Aim of the task: Search the entries for the word "descripcion". Copy each line in which it is found.
═════ Supplied records ═════
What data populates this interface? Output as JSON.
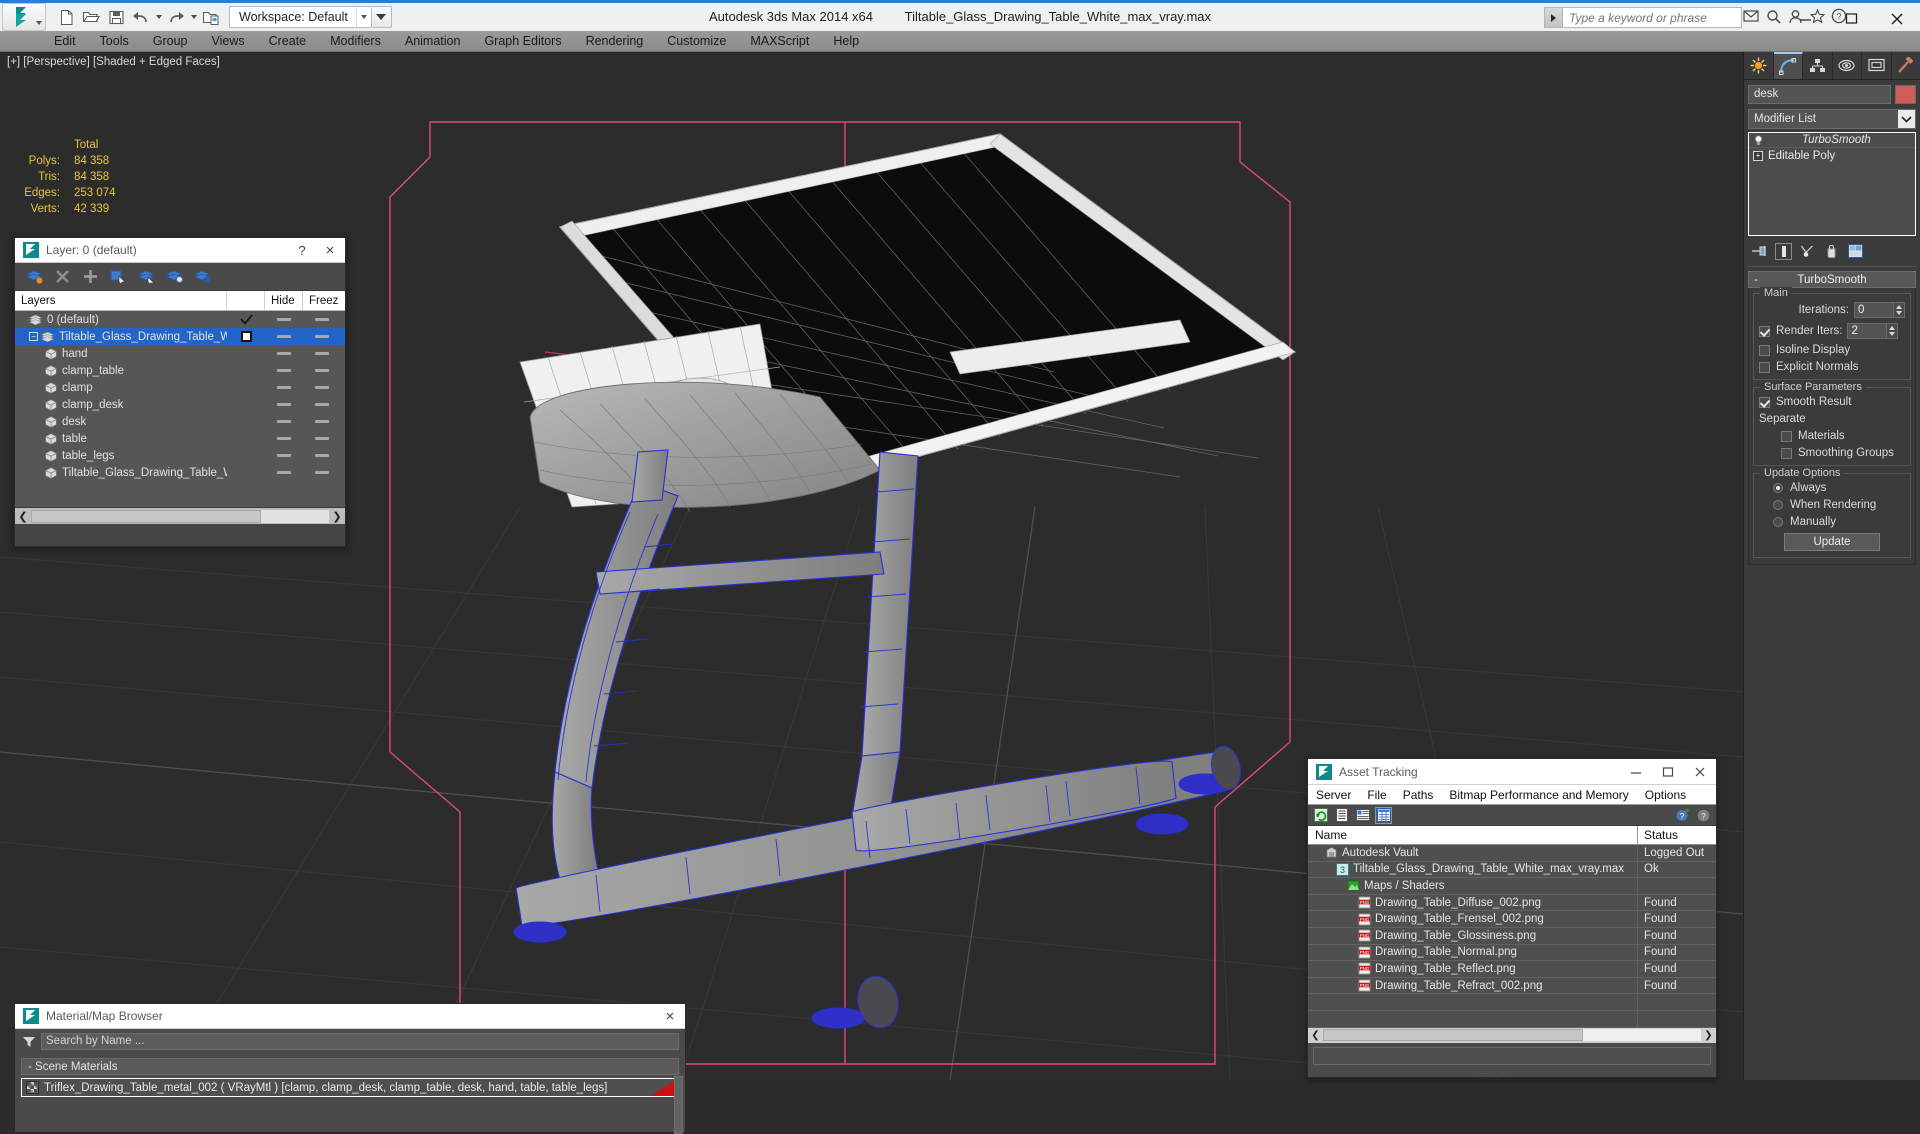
{
  "app": {
    "title": "Autodesk 3ds Max  2014 x64",
    "file": "Tiltable_Glass_Drawing_Table_White_max_vray.max"
  },
  "quick_access": {
    "workspace_label": "Workspace: Default",
    "buttons": [
      "new-icon",
      "open-icon",
      "save-icon",
      "undo-icon",
      "redo-icon",
      "set-project-icon"
    ]
  },
  "search": {
    "placeholder": "Type a keyword or phrase"
  },
  "window_controls": {
    "minimize": "minimize-icon",
    "maximize": "maximize-icon",
    "close": "close-icon"
  },
  "menubar": {
    "items": [
      "Edit",
      "Tools",
      "Group",
      "Views",
      "Create",
      "Modifiers",
      "Animation",
      "Graph Editors",
      "Rendering",
      "Customize",
      "MAXScript",
      "Help"
    ]
  },
  "viewport": {
    "label": "[+] [Perspective] [Shaded + Edged Faces]",
    "stats": {
      "header": "Total",
      "rows": [
        {
          "key": "Polys:",
          "value": "84 358"
        },
        {
          "key": "Tris:",
          "value": "84 358"
        },
        {
          "key": "Edges:",
          "value": "253 074"
        },
        {
          "key": "Verts:",
          "value": "42 339"
        }
      ]
    }
  },
  "layer_dialog": {
    "title": "Layer: 0 (default)",
    "help": "?",
    "close": "×",
    "columns": [
      "Layers",
      "",
      "Hide",
      "Freez"
    ],
    "rows": [
      {
        "label": "0 (default)",
        "type": "layer",
        "indent": 0,
        "selected": false,
        "check": "tick",
        "expander": false
      },
      {
        "label": "Tiltable_Glass_Drawing_Table_White",
        "type": "layer",
        "indent": 0,
        "selected": true,
        "check": "empty",
        "expander": true
      },
      {
        "label": "hand",
        "type": "object",
        "indent": 1,
        "selected": false,
        "check": "none",
        "expander": false
      },
      {
        "label": "clamp_table",
        "type": "object",
        "indent": 1,
        "selected": false,
        "check": "none",
        "expander": false
      },
      {
        "label": "clamp",
        "type": "object",
        "indent": 1,
        "selected": false,
        "check": "none",
        "expander": false
      },
      {
        "label": "clamp_desk",
        "type": "object",
        "indent": 1,
        "selected": false,
        "check": "none",
        "expander": false
      },
      {
        "label": "desk",
        "type": "object",
        "indent": 1,
        "selected": false,
        "check": "none",
        "expander": false
      },
      {
        "label": "table",
        "type": "object",
        "indent": 1,
        "selected": false,
        "check": "none",
        "expander": false
      },
      {
        "label": "table_legs",
        "type": "object",
        "indent": 1,
        "selected": false,
        "check": "none",
        "expander": false
      },
      {
        "label": "Tiltable_Glass_Drawing_Table_White",
        "type": "object",
        "indent": 1,
        "selected": false,
        "check": "none",
        "expander": false
      }
    ],
    "toolbar_icons": [
      "new-layer-icon",
      "delete-layer-icon",
      "add-selection-icon",
      "select-objects-in-layer-icon",
      "select-highlighted-objects-icon",
      "highlight-selected-objects-icon",
      "layer-properties-icon"
    ]
  },
  "material_browser": {
    "title": "Material/Map Browser",
    "close": "×",
    "search_placeholder": "Search by Name ...",
    "group": "-  Scene Materials",
    "item": "Triflex_Drawing_Table_metal_002  ( VRayMtl ) [clamp, clamp_desk, clamp_table, desk, hand, table, table_legs]"
  },
  "asset_tracking": {
    "title": "Asset Tracking",
    "menus": [
      "Server",
      "File",
      "Paths",
      "Bitmap Performance and Memory",
      "Options"
    ],
    "toolbar_icons": [
      "refresh-icon",
      "list-view-icon",
      "detail-view-icon",
      "grid-view-icon"
    ],
    "toolbar_right_icons": [
      "help-add-icon",
      "help-icon"
    ],
    "columns": [
      "Name",
      "Status"
    ],
    "rows": [
      {
        "name": "Autodesk Vault",
        "status": "Logged Out",
        "indent": 1,
        "icon": "vault-icon"
      },
      {
        "name": "Tiltable_Glass_Drawing_Table_White_max_vray.max",
        "status": "Ok",
        "indent": 2,
        "icon": "max-file-icon"
      },
      {
        "name": "Maps / Shaders",
        "status": "",
        "indent": 3,
        "icon": "maps-icon"
      },
      {
        "name": "Drawing_Table_Diffuse_002.png",
        "status": "Found",
        "indent": 4,
        "icon": "png-icon"
      },
      {
        "name": "Drawing_Table_Frensel_002.png",
        "status": "Found",
        "indent": 4,
        "icon": "png-icon"
      },
      {
        "name": "Drawing_Table_Glossiness.png",
        "status": "Found",
        "indent": 4,
        "icon": "png-icon"
      },
      {
        "name": "Drawing_Table_Normal.png",
        "status": "Found",
        "indent": 4,
        "icon": "png-icon"
      },
      {
        "name": "Drawing_Table_Reflect.png",
        "status": "Found",
        "indent": 4,
        "icon": "png-icon"
      },
      {
        "name": "Drawing_Table_Refract_002.png",
        "status": "Found",
        "indent": 4,
        "icon": "png-icon"
      },
      {
        "name": "",
        "status": "",
        "indent": 0,
        "icon": "none"
      },
      {
        "name": "",
        "status": "",
        "indent": 0,
        "icon": "none"
      }
    ]
  },
  "command_panel": {
    "tabs": [
      "create-tab-icon",
      "modify-tab-icon",
      "hierarchy-tab-icon",
      "motion-tab-icon",
      "display-tab-icon",
      "utilities-tab-icon"
    ],
    "active_tab_index": 1,
    "object_name": "desk",
    "object_color": "#d05c55",
    "modifier_list_label": "Modifier List",
    "stack": [
      {
        "label": "TurboSmooth",
        "italic": true,
        "icon": "light-bulb-icon"
      },
      {
        "label": "Editable Poly",
        "italic": false,
        "icon": "expand-plus-icon"
      }
    ],
    "stack_tools": [
      "pin-stack-icon",
      "show-end-result-icon",
      "make-unique-icon",
      "remove-modifier-icon",
      "configure-modifier-sets-icon"
    ],
    "rollup": {
      "title": "TurboSmooth",
      "collapse_marker": "-",
      "groups": [
        {
          "label": "Main",
          "fields": [
            {
              "kind": "spinner",
              "label": "Iterations:",
              "value": "0",
              "checkbox": null
            },
            {
              "kind": "spinner",
              "label": "Render Iters:",
              "value": "2",
              "checkbox": true
            },
            {
              "kind": "checkbox",
              "label": "Isoline Display",
              "checked": false
            },
            {
              "kind": "checkbox",
              "label": "Explicit Normals",
              "checked": false
            }
          ]
        },
        {
          "label": "Surface Parameters",
          "fields": [
            {
              "kind": "checkbox",
              "label": "Smooth Result",
              "checked": true
            },
            {
              "kind": "text",
              "label": "Separate"
            },
            {
              "kind": "checkbox",
              "label": "Materials",
              "checked": false,
              "indent": true
            },
            {
              "kind": "checkbox",
              "label": "Smoothing Groups",
              "checked": false,
              "indent": true
            }
          ]
        },
        {
          "label": "Update Options",
          "fields": [
            {
              "kind": "radio",
              "label": "Always",
              "checked": true
            },
            {
              "kind": "radio",
              "label": "When Rendering",
              "checked": false
            },
            {
              "kind": "radio",
              "label": "Manually",
              "checked": false
            },
            {
              "kind": "button",
              "label": "Update"
            }
          ]
        }
      ]
    }
  },
  "colors": {
    "accent_blue": "#2a7fd4",
    "selection_blue": "#2364c8",
    "stats_yellow": "#e8c63c",
    "gizmo_pink": "#e0487f",
    "wire_blue": "#2430d8",
    "viewport_bg": "#2c2c2c"
  }
}
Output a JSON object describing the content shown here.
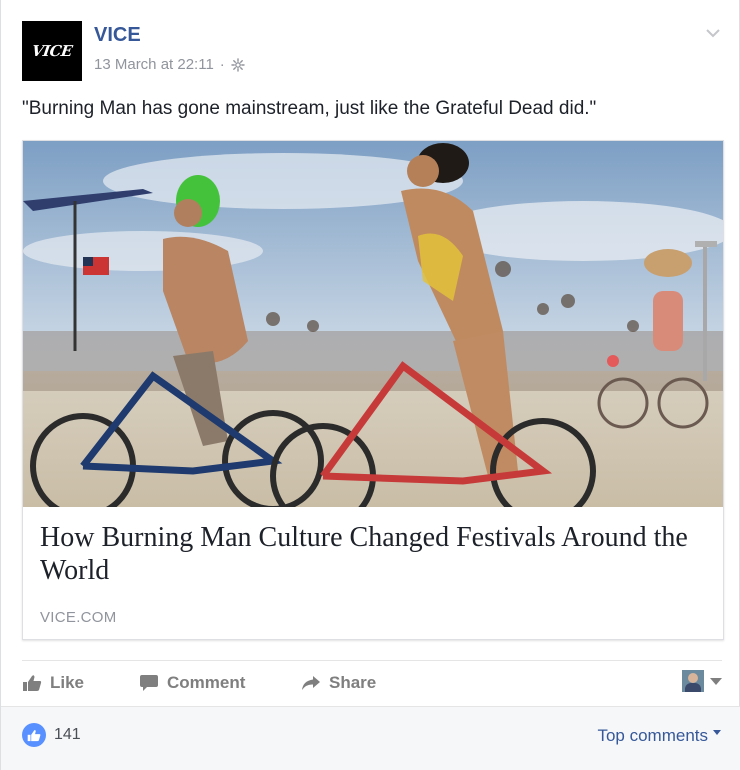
{
  "post": {
    "page_name": "VICE",
    "avatar_text": "VICE",
    "timestamp": "13 March at 22:11",
    "separator": "·",
    "text": "\"Burning Man has gone mainstream, just like the Grateful Dead did.\""
  },
  "link": {
    "title": "How Burning Man Culture Changed Festivals Around the World",
    "domain": "VICE.COM"
  },
  "actions": {
    "like": "Like",
    "comment": "Comment",
    "share": "Share"
  },
  "footer": {
    "like_count": "141",
    "top_comments": "Top comments"
  },
  "colors": {
    "link_blue": "#365899",
    "like_badge": "#5890ff",
    "muted": "#90949c"
  }
}
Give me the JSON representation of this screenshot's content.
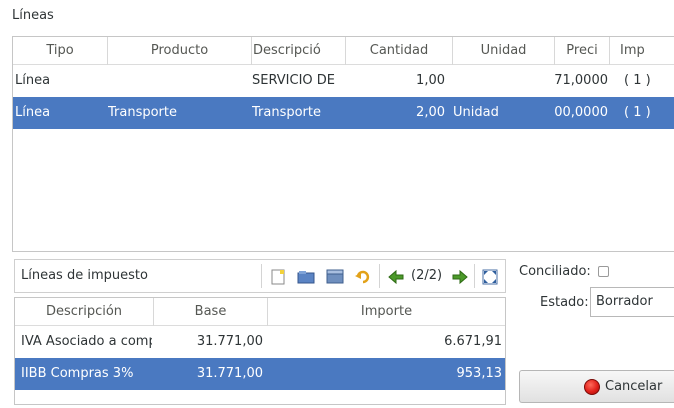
{
  "lines": {
    "title": "Líneas",
    "columns": [
      "Tipo",
      "Producto",
      "Descripció",
      "Cantidad",
      "Unidad",
      "Preci",
      "Imp"
    ],
    "rows": [
      {
        "tipo": "Línea",
        "producto": "",
        "descripcion": "SERVICIO DE ",
        "cantidad": "1,00",
        "unidad": "",
        "precio": "71,0000",
        "imp": "( 1 )",
        "selected": false
      },
      {
        "tipo": "Línea",
        "producto": "Transporte",
        "descripcion": "Transporte",
        "cantidad": "2,00",
        "unidad": "Unidad",
        "precio": "00,0000",
        "imp": "( 1 )",
        "selected": true
      }
    ]
  },
  "tax_lines": {
    "title": "Líneas de impuesto",
    "page_indicator": "(2/2)",
    "columns": [
      "Descripción",
      "Base",
      "Importe"
    ],
    "rows": [
      {
        "descripcion": "IVA Asociado a comp",
        "base": "31.771,00",
        "importe": "6.671,91",
        "selected": false
      },
      {
        "descripcion": "IIBB Compras 3%",
        "base": "31.771,00",
        "importe": "953,13",
        "selected": true
      }
    ],
    "toolbar_icons": [
      "new-record-icon",
      "open-record-icon",
      "save-record-icon",
      "undo-icon",
      "previous-icon",
      "next-icon",
      "switch-view-icon"
    ]
  },
  "form": {
    "conciliado_label": "Conciliado:",
    "estado_label": "Estado:",
    "estado_value": "Borrador",
    "cancel_label": "Cancelar"
  },
  "colors": {
    "selection": "#4a79c1",
    "border": "#c6c6c6",
    "cancel_icon": "#e0201a"
  }
}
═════
Output of the task:
        "descripcion": "SERVICIO DE ",
        "descripcion": "Transporte",
        "descripcion": "IVA Asociado a comp",
        "descripcion": "IIBB Compras 3%",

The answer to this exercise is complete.